OTHER: How will you take account of COVID-19?

We have considered the impact Covid-19 might have on the traffic data we collect. Traffic measurements collected in autumn 2019 show us what traffic speed and volumes were in St Denys were like pre-COVID-19. When we evaluate the trials we will use this alongside other more recently collected travel data collected from across the city for context.

OTHER: Why are trees and art included? Do the benefits outweigh a reduction in parking, a change in sight lanes for cars?

The inclusion of trees in schemes such as the St Denys Active Travel Zone has benefits for human health, biodiversity, a sense of community/place and in some cases has increased property prices.

Trees remove pollutants from the air, improving opportunities for nature, and shrubs can provide a network of biodiversity corridors. As we see the impacts of climate change and summers get warmer the shade provided by trees in residential streets will be an important point of shelter for residents on foot.

During the co-design workshops both trees and art were recommended for inclusion by residents.

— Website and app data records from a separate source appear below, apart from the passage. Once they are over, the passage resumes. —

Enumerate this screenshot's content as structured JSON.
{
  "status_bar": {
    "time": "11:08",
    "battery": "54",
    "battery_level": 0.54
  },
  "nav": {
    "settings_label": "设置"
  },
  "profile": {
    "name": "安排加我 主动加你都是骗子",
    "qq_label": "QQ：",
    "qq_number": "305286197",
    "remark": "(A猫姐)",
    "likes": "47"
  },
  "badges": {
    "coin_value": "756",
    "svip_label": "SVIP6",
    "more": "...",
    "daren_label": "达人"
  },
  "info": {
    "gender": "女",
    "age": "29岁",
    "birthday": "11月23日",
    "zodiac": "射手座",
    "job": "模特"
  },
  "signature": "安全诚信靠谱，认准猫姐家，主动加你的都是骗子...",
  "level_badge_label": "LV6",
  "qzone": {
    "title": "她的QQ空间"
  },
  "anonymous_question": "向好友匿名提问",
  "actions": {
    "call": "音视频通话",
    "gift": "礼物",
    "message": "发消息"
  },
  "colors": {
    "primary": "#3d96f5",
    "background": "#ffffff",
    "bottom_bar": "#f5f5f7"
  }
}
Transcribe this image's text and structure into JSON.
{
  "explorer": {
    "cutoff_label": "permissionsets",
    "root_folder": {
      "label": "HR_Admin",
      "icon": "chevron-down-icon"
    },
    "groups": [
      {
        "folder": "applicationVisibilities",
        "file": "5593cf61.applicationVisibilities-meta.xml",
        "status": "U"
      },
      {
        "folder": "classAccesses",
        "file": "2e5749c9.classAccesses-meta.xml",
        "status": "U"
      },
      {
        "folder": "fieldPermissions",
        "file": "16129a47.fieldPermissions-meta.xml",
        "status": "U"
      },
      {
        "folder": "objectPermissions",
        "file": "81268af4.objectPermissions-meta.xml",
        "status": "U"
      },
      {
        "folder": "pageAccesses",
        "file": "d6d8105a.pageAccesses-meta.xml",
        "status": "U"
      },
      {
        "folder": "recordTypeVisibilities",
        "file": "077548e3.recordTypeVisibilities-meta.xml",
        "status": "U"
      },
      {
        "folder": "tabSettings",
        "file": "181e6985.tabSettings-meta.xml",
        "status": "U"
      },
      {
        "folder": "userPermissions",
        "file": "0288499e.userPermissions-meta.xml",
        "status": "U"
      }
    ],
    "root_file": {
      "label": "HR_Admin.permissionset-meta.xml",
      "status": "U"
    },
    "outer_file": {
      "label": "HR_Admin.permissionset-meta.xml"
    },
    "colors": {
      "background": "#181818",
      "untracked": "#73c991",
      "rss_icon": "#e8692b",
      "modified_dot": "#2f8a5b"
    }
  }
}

Discussions will be held with local community groups already working hard to create a greener St Denys to identify how we can work collaboratively on these plans.

OTHER: Can a cross hatching box be added to St Denys Road?

Southampton City Council has a preference, as per the guidance, to limit yellow box junctions to signalised crossings, and use KEEP CLEAR markings at side road junctions.

We will review existing ‘Keep Clear’ markings at junctions on St Denys Road, and where appropriate will add them to other junctions along the corridor.

Keep clear road markings are placed at areas on the highway to advise drivers to not stop or park within the two lines of the keep clear marking. They are used to keep the flow of traffic resuming and can often be seen at side roads that lead off from a busy main road that typically has traffic congestion.